--- Dataset records Enclosed Below ---
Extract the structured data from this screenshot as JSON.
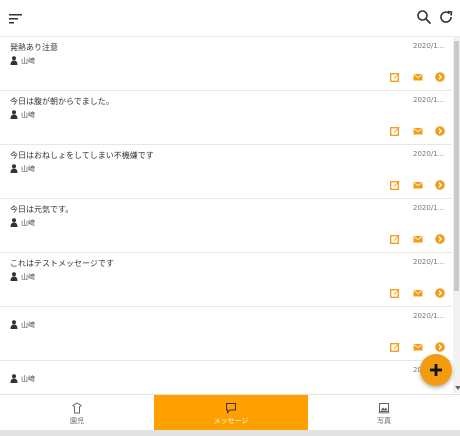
{
  "colors": {
    "accent": "#f39c12",
    "active_tab": "#ff9f00",
    "text": "#333333"
  },
  "header": {
    "menu_icon": "sort-icon",
    "search_icon": "search-icon",
    "refresh_icon": "refresh-icon"
  },
  "messages": [
    {
      "title": "発熱あり注意",
      "date": "2020/1...",
      "author": "山﨑"
    },
    {
      "title": "今日は腹が朝からでました。",
      "date": "2020/1...",
      "author": "山﨑"
    },
    {
      "title": "今日はおねしょをしてしまい不機嫌です",
      "date": "2020/1...",
      "author": "山﨑"
    },
    {
      "title": "今日は元気です。",
      "date": "2020/1...",
      "author": "山﨑"
    },
    {
      "title": "これはテストメッセージです",
      "date": "2020/1...",
      "author": "山﨑"
    },
    {
      "title": "",
      "date": "2020/1...",
      "author": "山﨑"
    },
    {
      "title": "",
      "date": "20",
      "author": "山﨑"
    }
  ],
  "fab": {
    "icon": "plus-icon"
  },
  "bottom_nav": [
    {
      "label": "園児",
      "icon": "child-icon"
    },
    {
      "label": "メッセージ",
      "icon": "chat-icon",
      "active": true
    },
    {
      "label": "写真",
      "icon": "photo-icon"
    }
  ]
}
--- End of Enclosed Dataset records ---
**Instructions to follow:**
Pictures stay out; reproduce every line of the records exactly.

**Response to this task:**
Extract the structured data from this screenshot as JSON.
{
  "colors": {
    "accent": "#f39c12",
    "active_tab": "#ff9f00",
    "text": "#333333"
  },
  "header": {
    "menu_icon": "sort-icon",
    "search_icon": "search-icon",
    "refresh_icon": "refresh-icon"
  },
  "messages": [
    {
      "title": "発熱あり注意",
      "date": "2020/1...",
      "author": "山﨑"
    },
    {
      "title": "今日は腹が朝からでました。",
      "date": "2020/1...",
      "author": "山﨑"
    },
    {
      "title": "今日はおねしょをしてしまい不機嫌です",
      "date": "2020/1...",
      "author": "山﨑"
    },
    {
      "title": "今日は元気です。",
      "date": "2020/1...",
      "author": "山﨑"
    },
    {
      "title": "これはテストメッセージです",
      "date": "2020/1...",
      "author": "山﨑"
    },
    {
      "title": "",
      "date": "2020/1...",
      "author": "山﨑"
    },
    {
      "title": "",
      "date": "20",
      "author": "山﨑"
    }
  ],
  "fab": {
    "icon": "plus-icon"
  },
  "bottom_nav": [
    {
      "label": "園児",
      "icon": "child-icon"
    },
    {
      "label": "メッセージ",
      "icon": "chat-icon",
      "active": true
    },
    {
      "label": "写真",
      "icon": "photo-icon"
    }
  ]
}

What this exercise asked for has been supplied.